◆ **Exercise requirements**
Where a line of the entries holds the string "abbr", copy that line.

◆ **Records supplied**
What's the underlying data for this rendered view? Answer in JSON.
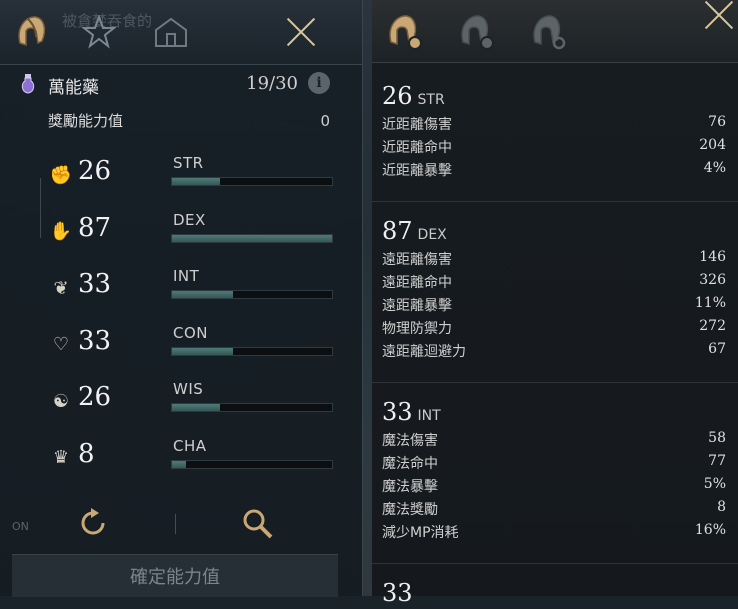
{
  "left": {
    "faded_title": "被貪婪吞食的",
    "potion": {
      "name": "萬能藥",
      "count": "19/30"
    },
    "bonus": {
      "label": "獎勵能力值",
      "value": "0"
    },
    "stats": [
      {
        "abbr": "STR",
        "value": "26",
        "fill": 0.3
      },
      {
        "abbr": "DEX",
        "value": "87",
        "fill": 1.0
      },
      {
        "abbr": "INT",
        "value": "33",
        "fill": 0.38
      },
      {
        "abbr": "CON",
        "value": "33",
        "fill": 0.38
      },
      {
        "abbr": "WIS",
        "value": "26",
        "fill": 0.3
      },
      {
        "abbr": "CHA",
        "value": "8",
        "fill": 0.09
      }
    ],
    "on_badge": "ON",
    "confirm_label": "確定能力值"
  },
  "right": {
    "sections": [
      {
        "num": "26",
        "abbr": "STR",
        "lines": [
          {
            "name": "近距離傷害",
            "value": "76"
          },
          {
            "name": "近距離命中",
            "value": "204"
          },
          {
            "name": "近距離暴擊",
            "value": "4%"
          }
        ]
      },
      {
        "num": "87",
        "abbr": "DEX",
        "lines": [
          {
            "name": "遠距離傷害",
            "value": "146"
          },
          {
            "name": "遠距離命中",
            "value": "326"
          },
          {
            "name": "遠距離暴擊",
            "value": "11%"
          },
          {
            "name": "物理防禦力",
            "value": "272"
          },
          {
            "name": "遠距離迴避力",
            "value": "67"
          }
        ]
      },
      {
        "num": "33",
        "abbr": "INT",
        "lines": [
          {
            "name": "魔法傷害",
            "value": "58"
          },
          {
            "name": "魔法命中",
            "value": "77"
          },
          {
            "name": "魔法暴擊",
            "value": "5%"
          },
          {
            "name": "魔法獎勵",
            "value": "8"
          },
          {
            "name": "減少MP消耗",
            "value": "16%"
          }
        ]
      },
      {
        "num": "33",
        "abbr": "",
        "lines": []
      }
    ]
  },
  "colors": {
    "accent": "#d9c79c",
    "bar_fill": "#4f7a78"
  }
}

◆ **Solution to this task**
        "abbr": "STR",
        "abbr": "DEX",
        "abbr": "INT",
        "abbr": "CON",
        "abbr": "WIS",
        "abbr": "CHA",
        "abbr": "STR",
        "abbr": "DEX",
        "abbr": "INT",
        "abbr": "",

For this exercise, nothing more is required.